It is of the nature of such committed essays that argument is cumulative rather than linear, and that is the case here. We are treated to a ‘multi-faceted’ approach, and what we might call a holdall of a book. We are told that we are going to experience a positive exposition of equality rather than a polemic against inequality, but in fact we are treated to frequent oscillation between the disbenefits of inequality and the benefits of equality. On a single page (for instance, p.53) we find wide sweeps of history, the evolution of public schools, and how religions evolve, and such diversity of material is far from unusual. This all makes for an unnerving ride, but it isn’t without its excitement. The book is divided into chapters: ‘Why equality matters’, ‘What is equality?’ ‘Winning greater equality – and losing it’, ‘When we are more equal’, ‘Where equality can be found’, and ‘How we win greater equality’. But each chapter is in fact a somewhat random selection of inequalities and what’s wrong with them, and of more equal countries and what’s right with them – including the final chapter, which contains a clear prescription preceded and followed by yet more material on inequalities and the need for equality.
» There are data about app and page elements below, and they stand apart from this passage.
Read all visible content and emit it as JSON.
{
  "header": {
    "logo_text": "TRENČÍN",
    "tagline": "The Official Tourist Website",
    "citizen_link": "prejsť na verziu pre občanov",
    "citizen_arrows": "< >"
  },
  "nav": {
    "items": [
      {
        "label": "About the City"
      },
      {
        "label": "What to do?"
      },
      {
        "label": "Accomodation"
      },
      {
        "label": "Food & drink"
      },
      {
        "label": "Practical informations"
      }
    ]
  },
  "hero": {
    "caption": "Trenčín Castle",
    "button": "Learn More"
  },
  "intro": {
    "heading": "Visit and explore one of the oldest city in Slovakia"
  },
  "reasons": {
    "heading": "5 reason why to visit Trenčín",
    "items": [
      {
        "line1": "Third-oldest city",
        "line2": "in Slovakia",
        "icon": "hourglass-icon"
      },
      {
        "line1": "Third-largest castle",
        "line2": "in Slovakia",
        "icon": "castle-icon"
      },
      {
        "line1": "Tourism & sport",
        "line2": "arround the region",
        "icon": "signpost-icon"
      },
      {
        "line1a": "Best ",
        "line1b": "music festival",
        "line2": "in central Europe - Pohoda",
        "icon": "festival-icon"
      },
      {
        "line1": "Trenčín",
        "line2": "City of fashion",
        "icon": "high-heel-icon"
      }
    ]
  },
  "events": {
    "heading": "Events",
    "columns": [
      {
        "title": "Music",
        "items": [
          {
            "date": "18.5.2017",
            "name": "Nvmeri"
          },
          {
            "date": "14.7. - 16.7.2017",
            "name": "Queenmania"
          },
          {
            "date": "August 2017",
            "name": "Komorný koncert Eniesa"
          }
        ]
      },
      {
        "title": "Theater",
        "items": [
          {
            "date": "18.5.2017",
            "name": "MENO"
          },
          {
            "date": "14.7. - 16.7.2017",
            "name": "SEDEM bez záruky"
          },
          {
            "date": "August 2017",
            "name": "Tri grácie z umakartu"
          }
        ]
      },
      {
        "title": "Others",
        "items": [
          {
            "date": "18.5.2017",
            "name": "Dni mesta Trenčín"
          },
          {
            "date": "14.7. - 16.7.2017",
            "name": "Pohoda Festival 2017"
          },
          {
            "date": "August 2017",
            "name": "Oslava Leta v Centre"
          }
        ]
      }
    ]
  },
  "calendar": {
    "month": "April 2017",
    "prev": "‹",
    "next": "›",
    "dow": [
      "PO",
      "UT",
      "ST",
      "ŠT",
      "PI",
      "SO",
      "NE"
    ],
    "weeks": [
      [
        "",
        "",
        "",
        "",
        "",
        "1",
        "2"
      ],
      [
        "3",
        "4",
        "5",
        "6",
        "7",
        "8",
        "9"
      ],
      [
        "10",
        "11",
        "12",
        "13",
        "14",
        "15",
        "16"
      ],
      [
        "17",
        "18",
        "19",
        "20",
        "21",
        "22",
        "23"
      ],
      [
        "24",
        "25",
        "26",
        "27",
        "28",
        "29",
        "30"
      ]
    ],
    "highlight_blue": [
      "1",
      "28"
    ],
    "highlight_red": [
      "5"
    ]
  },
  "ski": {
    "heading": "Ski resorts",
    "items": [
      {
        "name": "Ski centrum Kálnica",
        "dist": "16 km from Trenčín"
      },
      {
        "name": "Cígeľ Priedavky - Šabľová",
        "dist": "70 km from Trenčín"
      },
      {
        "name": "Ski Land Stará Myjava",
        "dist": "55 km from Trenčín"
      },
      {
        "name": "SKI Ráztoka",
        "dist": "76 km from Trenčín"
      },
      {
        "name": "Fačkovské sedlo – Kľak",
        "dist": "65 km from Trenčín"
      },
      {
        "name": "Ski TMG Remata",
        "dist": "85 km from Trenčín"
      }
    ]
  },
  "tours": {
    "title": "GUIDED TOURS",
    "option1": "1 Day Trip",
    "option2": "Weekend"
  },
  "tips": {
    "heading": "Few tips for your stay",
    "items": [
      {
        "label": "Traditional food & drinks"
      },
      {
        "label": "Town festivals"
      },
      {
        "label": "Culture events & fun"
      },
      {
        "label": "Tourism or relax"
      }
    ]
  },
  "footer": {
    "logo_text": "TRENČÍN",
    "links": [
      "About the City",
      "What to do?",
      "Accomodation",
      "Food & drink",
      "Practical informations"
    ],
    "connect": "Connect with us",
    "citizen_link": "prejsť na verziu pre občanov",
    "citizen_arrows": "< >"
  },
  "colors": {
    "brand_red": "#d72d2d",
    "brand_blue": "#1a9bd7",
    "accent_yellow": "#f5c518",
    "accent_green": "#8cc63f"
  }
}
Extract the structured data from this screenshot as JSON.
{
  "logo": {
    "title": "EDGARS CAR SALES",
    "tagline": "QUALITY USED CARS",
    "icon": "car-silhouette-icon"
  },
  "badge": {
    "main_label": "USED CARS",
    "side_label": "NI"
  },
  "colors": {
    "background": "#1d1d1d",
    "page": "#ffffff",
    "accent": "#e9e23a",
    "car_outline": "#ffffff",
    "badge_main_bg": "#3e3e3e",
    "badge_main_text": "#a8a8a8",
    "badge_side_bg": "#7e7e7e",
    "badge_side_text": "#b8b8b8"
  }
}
None of this is a criticism. The book is a compelling read, and you finish it utterly convinced of the damage done by inequality, and of the necessity for greater equality – for equality defined broadly as ‘being afforded the same rights, dignity and freedoms as other people’ (p.41).

The prescription? The book contains numerous carefully researched and argued denunciations of the damage done by educational segregation ( – including a devastatingly cool description of how wealthier and more privately educated Bristol gets a lower proportion of its children into higher education than does poorer and less privately educated Sheffield), so we expect the final chapter to suggest that the abolition of private education, or at least the removal of its charitable status, would contribute to greater equality in the UK. But we don’t. Instead we find several pages of advocacy for a Citizen’s Income. (Dorling is right to suggest that children in the UK receive such a universal benefit, but mistaken to suggest that elderly people receive one – they don’t: they receive National Insurance and means-tested benefits, though they will receive something closer to a Citizen’s Pension if the recent Department for Work and Pensions consultation gives rise to legislation for a single tier state pension.) Dorling has previously been somewhat less convinced about the usefulness of a Citizen’s Income, but his passionate exploration of inequality, his longing for greater equality, and his reading of Callinicos, have persuaded him of both the desirability and the feasibility of an unconditional, nonwithdrawable income for every individual as a right of citizenship – though he remains well aware of the political obstacles in the path of its implementation.

I’ve called The No-Nonsense Guide to Equality a book. Yes, in some ways it is a book, but it might be better to call it sustained, well-argued and passionate journalism. Whether or not you find yourself sympathetic to the political stance represented by The New Internationalist, the publisher, if you are concerned about growing inequality and would like to see greater equality then you will enjoy this book and will find it an inspiration.

The publisher is to be commended on the price.